### SUPPLIED RECORDS

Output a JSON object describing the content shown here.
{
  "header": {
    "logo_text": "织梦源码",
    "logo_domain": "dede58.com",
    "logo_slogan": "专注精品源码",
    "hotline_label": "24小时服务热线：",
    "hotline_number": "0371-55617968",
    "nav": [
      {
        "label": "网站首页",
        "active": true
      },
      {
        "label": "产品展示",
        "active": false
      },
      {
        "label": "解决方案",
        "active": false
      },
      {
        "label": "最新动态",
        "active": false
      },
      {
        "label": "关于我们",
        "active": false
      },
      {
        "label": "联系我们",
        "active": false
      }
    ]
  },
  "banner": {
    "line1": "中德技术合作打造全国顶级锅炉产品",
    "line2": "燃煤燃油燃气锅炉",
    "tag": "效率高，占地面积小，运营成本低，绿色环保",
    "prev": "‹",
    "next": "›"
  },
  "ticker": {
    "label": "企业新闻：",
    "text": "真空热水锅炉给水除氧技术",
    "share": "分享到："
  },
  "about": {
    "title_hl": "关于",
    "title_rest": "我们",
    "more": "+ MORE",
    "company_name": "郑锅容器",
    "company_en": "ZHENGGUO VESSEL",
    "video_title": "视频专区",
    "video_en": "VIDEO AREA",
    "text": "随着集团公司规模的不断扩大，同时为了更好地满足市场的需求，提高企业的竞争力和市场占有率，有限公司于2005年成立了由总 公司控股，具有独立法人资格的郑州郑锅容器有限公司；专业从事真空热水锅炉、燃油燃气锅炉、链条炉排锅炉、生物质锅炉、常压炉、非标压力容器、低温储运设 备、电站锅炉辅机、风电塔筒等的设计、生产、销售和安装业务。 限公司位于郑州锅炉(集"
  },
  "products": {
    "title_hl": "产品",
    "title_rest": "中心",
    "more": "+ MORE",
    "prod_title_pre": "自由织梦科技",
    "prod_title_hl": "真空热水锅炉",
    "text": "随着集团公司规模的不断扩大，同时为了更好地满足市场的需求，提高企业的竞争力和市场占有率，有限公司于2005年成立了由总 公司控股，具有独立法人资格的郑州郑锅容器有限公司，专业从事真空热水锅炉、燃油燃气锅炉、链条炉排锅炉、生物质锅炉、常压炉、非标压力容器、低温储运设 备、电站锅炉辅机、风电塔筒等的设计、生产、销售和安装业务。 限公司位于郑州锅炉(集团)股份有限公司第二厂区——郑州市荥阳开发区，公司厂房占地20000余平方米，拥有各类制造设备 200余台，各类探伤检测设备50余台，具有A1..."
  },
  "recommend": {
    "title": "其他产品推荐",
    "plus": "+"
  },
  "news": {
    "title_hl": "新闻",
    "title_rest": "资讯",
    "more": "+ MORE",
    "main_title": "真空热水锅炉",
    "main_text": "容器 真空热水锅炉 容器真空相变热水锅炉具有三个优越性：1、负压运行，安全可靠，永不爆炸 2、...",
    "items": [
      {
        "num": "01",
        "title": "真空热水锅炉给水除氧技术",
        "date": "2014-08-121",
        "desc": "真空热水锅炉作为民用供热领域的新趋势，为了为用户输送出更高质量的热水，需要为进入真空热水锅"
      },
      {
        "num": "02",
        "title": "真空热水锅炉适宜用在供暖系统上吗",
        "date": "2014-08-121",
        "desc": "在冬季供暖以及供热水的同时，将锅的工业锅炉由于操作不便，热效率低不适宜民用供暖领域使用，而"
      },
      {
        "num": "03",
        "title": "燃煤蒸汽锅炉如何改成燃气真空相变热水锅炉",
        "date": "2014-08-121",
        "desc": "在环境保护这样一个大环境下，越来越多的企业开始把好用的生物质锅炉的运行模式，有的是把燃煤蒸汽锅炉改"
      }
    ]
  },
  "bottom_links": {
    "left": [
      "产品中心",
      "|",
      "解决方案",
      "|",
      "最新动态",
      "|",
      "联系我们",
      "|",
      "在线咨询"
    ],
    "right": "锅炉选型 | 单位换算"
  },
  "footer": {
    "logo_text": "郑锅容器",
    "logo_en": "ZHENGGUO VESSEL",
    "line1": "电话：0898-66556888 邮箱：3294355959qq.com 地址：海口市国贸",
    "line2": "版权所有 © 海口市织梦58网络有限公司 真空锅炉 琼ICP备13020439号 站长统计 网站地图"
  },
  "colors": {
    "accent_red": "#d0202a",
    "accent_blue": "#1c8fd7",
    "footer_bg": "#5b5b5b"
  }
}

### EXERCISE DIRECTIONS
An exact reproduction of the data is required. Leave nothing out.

### YOUR SOLUTION
Output a JSON object describing the content shown here.
{
  "header": {
    "logo_text": "织梦源码",
    "logo_domain": "dede58.com",
    "logo_slogan": "专注精品源码",
    "hotline_label": "24小时服务热线：",
    "hotline_number": "0371-55617968",
    "nav": [
      {
        "label": "网站首页",
        "active": true
      },
      {
        "label": "产品展示",
        "active": false
      },
      {
        "label": "解决方案",
        "active": false
      },
      {
        "label": "最新动态",
        "active": false
      },
      {
        "label": "关于我们",
        "active": false
      },
      {
        "label": "联系我们",
        "active": false
      }
    ]
  },
  "banner": {
    "line1": "中德技术合作打造全国顶级锅炉产品",
    "line2": "燃煤燃油燃气锅炉",
    "tag": "效率高，占地面积小，运营成本低，绿色环保",
    "prev": "‹",
    "next": "›"
  },
  "ticker": {
    "label": "企业新闻：",
    "text": "真空热水锅炉给水除氧技术",
    "share": "分享到："
  },
  "about": {
    "title_hl": "关于",
    "title_rest": "我们",
    "more": "+ MORE",
    "company_name": "郑锅容器",
    "company_en": "ZHENGGUO VESSEL",
    "video_title": "视频专区",
    "video_en": "VIDEO AREA",
    "text": "随着集团公司规模的不断扩大，同时为了更好地满足市场的需求，提高企业的竞争力和市场占有率，有限公司于2005年成立了由总 公司控股，具有独立法人资格的郑州郑锅容器有限公司；专业从事真空热水锅炉、燃油燃气锅炉、链条炉排锅炉、生物质锅炉、常压炉、非标压力容器、低温储运设 备、电站锅炉辅机、风电塔筒等的设计、生产、销售和安装业务。 限公司位于郑州锅炉(集"
  },
  "products": {
    "title_hl": "产品",
    "title_rest": "中心",
    "more": "+ MORE",
    "prod_title_pre": "自由织梦科技",
    "prod_title_hl": "真空热水锅炉",
    "text": "随着集团公司规模的不断扩大，同时为了更好地满足市场的需求，提高企业的竞争力和市场占有率，有限公司于2005年成立了由总 公司控股，具有独立法人资格的郑州郑锅容器有限公司，专业从事真空热水锅炉、燃油燃气锅炉、链条炉排锅炉、生物质锅炉、常压炉、非标压力容器、低温储运设 备、电站锅炉辅机、风电塔筒等的设计、生产、销售和安装业务。 限公司位于郑州锅炉(集团)股份有限公司第二厂区——郑州市荥阳开发区，公司厂房占地20000余平方米，拥有各类制造设备 200余台，各类探伤检测设备50余台，具有A1..."
  },
  "recommend": {
    "title": "其他产品推荐",
    "plus": "+"
  },
  "news": {
    "title_hl": "新闻",
    "title_rest": "资讯",
    "more": "+ MORE",
    "main_title": "真空热水锅炉",
    "main_text": "容器 真空热水锅炉 容器真空相变热水锅炉具有三个优越性：1、负压运行，安全可靠，永不爆炸 2、...",
    "items": [
      {
        "num": "01",
        "title": "真空热水锅炉给水除氧技术",
        "date": "2014-08-121",
        "desc": "真空热水锅炉作为民用供热领域的新趋势，为了为用户输送出更高质量的热水，需要为进入真空热水锅"
      },
      {
        "num": "02",
        "title": "真空热水锅炉适宜用在供暖系统上吗",
        "date": "2014-08-121",
        "desc": "在冬季供暖以及供热水的同时，将锅的工业锅炉由于操作不便，热效率低不适宜民用供暖领域使用，而"
      },
      {
        "num": "03",
        "title": "燃煤蒸汽锅炉如何改成燃气真空相变热水锅炉",
        "date": "2014-08-121",
        "desc": "在环境保护这样一个大环境下，越来越多的企业开始把好用的生物质锅炉的运行模式，有的是把燃煤蒸汽锅炉改"
      }
    ]
  },
  "bottom_links": {
    "left": [
      "产品中心",
      "|",
      "解决方案",
      "|",
      "最新动态",
      "|",
      "联系我们",
      "|",
      "在线咨询"
    ],
    "right": "锅炉选型 | 单位换算"
  },
  "footer": {
    "logo_text": "郑锅容器",
    "logo_en": "ZHENGGUO VESSEL",
    "line1": "电话：0898-66556888 邮箱：3294355959qq.com 地址：海口市国贸",
    "line2": "版权所有 © 海口市织梦58网络有限公司 真空锅炉 琼ICP备13020439号 站长统计 网站地图"
  },
  "colors": {
    "accent_red": "#d0202a",
    "accent_blue": "#1c8fd7",
    "footer_bg": "#5b5b5b"
  }
}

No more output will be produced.